↓
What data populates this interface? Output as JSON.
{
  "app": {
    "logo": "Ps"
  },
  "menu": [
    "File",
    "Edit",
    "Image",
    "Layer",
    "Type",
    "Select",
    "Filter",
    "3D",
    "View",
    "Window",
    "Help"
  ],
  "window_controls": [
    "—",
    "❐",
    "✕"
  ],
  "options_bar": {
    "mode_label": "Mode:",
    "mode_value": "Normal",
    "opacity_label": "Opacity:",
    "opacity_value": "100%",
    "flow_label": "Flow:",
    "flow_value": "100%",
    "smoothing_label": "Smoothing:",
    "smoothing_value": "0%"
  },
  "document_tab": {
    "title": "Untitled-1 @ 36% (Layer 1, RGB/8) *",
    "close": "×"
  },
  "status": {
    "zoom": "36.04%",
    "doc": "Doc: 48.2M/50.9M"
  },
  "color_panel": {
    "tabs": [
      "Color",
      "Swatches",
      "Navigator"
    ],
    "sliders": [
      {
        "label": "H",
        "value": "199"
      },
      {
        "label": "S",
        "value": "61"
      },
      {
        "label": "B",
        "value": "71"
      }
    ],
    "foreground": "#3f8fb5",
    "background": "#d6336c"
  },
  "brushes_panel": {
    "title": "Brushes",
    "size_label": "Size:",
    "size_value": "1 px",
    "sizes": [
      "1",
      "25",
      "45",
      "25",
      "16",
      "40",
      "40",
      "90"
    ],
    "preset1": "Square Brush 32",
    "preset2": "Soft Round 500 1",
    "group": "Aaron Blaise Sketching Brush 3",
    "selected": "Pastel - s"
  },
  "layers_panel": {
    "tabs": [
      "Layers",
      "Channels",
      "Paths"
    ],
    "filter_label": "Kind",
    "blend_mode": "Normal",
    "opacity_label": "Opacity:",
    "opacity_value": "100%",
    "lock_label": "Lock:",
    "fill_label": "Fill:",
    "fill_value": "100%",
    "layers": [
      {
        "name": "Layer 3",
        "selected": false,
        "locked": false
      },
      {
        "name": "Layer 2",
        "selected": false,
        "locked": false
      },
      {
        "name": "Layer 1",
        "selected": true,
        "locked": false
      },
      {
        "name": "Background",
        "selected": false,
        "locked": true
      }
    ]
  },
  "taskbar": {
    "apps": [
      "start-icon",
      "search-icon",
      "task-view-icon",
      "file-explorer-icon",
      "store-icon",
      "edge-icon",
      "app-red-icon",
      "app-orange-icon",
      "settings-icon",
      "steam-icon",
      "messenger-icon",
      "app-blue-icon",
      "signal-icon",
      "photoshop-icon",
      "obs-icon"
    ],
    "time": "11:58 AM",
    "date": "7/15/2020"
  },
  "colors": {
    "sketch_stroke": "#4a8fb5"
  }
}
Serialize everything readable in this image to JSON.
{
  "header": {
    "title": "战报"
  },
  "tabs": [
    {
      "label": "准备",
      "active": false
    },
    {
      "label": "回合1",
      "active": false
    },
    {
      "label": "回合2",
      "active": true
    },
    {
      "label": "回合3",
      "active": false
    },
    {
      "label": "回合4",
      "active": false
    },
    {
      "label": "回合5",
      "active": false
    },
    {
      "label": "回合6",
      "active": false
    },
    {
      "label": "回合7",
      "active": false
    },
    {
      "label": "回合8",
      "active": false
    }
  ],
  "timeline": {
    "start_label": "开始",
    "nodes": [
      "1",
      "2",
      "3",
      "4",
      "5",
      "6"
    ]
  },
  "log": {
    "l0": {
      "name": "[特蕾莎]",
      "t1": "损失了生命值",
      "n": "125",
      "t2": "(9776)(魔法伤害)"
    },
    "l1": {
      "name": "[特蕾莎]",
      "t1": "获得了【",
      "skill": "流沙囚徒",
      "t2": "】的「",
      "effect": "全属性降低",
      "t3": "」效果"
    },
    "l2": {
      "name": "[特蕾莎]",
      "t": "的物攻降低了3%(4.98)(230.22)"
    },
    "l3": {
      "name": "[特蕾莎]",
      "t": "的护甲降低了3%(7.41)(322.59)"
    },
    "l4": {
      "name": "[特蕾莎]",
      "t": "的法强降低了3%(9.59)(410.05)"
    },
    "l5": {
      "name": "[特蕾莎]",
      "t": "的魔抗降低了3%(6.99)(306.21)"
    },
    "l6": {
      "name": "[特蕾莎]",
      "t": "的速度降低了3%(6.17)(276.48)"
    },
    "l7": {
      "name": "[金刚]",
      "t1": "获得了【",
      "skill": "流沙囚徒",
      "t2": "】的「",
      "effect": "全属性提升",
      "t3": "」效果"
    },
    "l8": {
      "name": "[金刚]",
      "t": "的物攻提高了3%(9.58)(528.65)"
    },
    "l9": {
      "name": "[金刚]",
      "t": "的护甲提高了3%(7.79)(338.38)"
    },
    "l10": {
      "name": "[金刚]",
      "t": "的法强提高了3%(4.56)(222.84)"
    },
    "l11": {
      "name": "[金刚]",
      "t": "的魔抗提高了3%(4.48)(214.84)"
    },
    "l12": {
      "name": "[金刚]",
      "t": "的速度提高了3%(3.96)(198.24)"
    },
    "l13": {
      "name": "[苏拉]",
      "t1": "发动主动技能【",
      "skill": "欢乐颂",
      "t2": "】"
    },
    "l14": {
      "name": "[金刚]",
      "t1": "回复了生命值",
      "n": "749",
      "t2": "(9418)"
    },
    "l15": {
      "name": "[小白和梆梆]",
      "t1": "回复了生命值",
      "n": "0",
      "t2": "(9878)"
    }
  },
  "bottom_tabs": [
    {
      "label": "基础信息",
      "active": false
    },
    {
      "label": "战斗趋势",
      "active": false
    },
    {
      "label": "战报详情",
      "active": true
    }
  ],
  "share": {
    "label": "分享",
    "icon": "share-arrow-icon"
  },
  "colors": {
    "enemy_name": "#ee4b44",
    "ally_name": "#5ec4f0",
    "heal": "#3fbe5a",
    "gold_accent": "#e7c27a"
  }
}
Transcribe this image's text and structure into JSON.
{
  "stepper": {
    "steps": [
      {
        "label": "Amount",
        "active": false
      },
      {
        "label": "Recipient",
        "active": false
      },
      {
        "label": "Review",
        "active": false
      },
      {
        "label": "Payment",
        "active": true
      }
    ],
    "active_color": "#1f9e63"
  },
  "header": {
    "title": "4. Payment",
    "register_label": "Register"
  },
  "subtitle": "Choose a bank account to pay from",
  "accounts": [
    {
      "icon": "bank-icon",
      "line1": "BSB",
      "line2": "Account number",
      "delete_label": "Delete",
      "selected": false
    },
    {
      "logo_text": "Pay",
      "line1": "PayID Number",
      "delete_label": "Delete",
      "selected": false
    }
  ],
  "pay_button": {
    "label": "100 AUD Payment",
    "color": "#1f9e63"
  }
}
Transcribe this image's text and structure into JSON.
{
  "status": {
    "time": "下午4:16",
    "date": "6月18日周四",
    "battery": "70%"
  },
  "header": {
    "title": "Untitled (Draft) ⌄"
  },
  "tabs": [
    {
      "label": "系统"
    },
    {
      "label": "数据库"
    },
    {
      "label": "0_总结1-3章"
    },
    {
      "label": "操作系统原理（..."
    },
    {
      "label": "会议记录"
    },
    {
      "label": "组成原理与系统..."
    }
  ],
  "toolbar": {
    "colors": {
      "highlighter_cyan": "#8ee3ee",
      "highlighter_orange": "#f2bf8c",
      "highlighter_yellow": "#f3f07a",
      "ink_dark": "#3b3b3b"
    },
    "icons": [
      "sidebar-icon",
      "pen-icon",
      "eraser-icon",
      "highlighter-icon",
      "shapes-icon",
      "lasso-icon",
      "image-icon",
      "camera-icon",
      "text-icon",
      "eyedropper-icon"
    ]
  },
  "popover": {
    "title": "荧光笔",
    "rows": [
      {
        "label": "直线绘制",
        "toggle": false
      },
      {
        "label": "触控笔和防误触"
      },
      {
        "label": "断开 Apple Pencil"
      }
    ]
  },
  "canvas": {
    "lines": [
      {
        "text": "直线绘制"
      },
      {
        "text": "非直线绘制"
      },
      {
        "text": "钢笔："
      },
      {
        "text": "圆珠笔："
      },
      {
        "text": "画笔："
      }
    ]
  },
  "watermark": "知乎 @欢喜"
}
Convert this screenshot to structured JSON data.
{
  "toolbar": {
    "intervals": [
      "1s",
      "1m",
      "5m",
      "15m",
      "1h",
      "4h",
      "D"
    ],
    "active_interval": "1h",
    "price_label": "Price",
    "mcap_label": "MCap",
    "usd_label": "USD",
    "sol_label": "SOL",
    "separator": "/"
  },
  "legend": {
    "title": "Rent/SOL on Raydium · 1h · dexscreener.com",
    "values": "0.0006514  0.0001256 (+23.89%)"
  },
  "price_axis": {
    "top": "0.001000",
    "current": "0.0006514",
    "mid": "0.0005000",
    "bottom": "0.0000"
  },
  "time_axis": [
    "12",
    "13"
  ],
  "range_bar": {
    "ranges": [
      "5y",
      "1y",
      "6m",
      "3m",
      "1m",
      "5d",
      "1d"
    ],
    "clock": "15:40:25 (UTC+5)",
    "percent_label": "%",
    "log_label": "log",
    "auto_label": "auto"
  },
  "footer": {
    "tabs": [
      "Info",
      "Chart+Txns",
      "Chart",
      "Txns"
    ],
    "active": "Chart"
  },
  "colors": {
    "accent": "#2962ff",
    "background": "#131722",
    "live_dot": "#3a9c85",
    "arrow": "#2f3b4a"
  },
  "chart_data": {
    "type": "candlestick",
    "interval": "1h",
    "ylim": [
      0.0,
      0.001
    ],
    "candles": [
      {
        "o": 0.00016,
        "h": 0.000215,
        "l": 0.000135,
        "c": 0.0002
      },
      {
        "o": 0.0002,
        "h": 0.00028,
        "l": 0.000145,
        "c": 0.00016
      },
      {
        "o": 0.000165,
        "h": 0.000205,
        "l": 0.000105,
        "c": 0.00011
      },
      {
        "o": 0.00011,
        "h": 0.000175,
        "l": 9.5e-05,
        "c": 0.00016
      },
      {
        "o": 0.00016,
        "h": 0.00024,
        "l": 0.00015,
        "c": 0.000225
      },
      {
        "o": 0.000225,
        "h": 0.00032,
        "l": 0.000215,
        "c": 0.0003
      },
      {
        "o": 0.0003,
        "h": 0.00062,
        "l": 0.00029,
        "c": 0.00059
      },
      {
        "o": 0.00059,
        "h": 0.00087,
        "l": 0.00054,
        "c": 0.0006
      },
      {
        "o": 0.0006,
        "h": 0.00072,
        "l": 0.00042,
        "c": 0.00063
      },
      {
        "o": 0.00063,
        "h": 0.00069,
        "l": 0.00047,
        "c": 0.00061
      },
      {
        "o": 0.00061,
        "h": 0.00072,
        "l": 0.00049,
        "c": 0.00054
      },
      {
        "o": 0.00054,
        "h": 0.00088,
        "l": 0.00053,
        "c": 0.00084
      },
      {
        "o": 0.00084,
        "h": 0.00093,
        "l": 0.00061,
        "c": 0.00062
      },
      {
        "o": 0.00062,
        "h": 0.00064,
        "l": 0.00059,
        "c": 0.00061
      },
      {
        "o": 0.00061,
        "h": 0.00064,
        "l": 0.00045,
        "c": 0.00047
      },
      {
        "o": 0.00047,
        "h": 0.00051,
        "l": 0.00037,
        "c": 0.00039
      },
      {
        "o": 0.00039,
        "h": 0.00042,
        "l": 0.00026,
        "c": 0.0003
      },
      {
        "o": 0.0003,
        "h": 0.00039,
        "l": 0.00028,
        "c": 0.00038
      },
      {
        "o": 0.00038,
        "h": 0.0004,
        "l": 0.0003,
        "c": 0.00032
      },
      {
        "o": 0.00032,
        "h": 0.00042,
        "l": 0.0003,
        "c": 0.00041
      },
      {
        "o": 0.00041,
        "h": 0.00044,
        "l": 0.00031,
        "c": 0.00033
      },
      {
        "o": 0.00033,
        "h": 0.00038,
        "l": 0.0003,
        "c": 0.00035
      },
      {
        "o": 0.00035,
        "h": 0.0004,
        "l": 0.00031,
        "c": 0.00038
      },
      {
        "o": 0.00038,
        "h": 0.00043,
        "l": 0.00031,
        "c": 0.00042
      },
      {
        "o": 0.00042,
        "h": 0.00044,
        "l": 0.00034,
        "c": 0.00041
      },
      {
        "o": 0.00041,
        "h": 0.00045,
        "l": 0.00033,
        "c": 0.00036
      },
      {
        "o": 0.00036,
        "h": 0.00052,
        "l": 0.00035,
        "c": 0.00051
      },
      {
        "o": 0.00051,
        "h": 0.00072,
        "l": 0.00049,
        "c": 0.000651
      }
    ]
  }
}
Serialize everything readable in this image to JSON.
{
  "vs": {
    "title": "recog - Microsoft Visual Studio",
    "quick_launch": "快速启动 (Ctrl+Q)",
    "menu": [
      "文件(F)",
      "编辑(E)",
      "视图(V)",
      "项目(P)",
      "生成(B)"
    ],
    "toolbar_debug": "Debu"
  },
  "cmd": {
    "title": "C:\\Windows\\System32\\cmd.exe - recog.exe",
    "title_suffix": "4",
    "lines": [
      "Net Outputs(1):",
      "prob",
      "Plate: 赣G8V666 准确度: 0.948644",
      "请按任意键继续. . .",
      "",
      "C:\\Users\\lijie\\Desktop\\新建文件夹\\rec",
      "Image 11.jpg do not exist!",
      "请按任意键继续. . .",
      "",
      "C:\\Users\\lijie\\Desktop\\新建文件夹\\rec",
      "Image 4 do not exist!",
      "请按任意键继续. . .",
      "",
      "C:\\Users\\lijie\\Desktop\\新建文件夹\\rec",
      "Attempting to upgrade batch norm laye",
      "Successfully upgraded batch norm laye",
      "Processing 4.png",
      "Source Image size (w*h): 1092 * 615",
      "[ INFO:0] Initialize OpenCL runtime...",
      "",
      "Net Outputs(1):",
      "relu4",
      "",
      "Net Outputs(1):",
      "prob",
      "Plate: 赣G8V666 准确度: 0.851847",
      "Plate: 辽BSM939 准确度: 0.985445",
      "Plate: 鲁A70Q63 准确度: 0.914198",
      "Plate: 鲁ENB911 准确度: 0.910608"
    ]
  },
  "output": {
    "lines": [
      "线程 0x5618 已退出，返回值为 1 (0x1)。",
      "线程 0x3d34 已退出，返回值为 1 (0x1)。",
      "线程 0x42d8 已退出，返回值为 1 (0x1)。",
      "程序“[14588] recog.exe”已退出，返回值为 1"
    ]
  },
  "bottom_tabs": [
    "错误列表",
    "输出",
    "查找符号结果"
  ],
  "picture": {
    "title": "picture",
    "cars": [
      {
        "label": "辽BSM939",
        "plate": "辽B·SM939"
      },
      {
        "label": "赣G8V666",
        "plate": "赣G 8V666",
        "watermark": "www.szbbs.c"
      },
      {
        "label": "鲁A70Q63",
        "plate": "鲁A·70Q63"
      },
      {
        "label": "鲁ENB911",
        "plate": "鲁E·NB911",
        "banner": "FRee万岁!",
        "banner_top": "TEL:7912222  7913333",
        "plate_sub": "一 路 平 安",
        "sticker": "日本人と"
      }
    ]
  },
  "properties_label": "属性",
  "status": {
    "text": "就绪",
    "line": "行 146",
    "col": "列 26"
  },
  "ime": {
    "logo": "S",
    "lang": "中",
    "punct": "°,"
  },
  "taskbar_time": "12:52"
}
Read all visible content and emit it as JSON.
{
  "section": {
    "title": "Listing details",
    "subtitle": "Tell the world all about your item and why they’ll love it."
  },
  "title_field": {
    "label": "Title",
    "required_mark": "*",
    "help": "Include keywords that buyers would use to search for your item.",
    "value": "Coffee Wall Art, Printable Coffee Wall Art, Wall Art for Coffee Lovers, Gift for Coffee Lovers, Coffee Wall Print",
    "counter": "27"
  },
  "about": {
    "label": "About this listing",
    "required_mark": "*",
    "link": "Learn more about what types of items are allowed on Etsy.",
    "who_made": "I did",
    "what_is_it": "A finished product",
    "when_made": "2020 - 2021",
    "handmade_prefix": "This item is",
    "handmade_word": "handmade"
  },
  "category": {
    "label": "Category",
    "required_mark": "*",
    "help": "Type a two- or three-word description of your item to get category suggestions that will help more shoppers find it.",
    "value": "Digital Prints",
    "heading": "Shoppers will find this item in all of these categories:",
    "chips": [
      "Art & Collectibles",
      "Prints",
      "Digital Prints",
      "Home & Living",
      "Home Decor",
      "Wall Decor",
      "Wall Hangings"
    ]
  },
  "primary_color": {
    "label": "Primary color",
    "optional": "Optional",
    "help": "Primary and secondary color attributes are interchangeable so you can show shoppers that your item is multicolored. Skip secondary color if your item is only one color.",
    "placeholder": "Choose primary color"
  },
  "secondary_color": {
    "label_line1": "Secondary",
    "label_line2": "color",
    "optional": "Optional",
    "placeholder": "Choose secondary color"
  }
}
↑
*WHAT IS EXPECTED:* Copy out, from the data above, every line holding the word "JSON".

*RESPONSE:*
What data populates this interface? Output as JSON.
Serialize everything readable in this image to JSON.
Transcribe this image's text and structure into JSON.
Transcribe this image's text and structure into JSON.
Convert this screenshot to structured JSON data.
Serialize everything readable in this image to JSON.
Read all visible content and emit it as JSON.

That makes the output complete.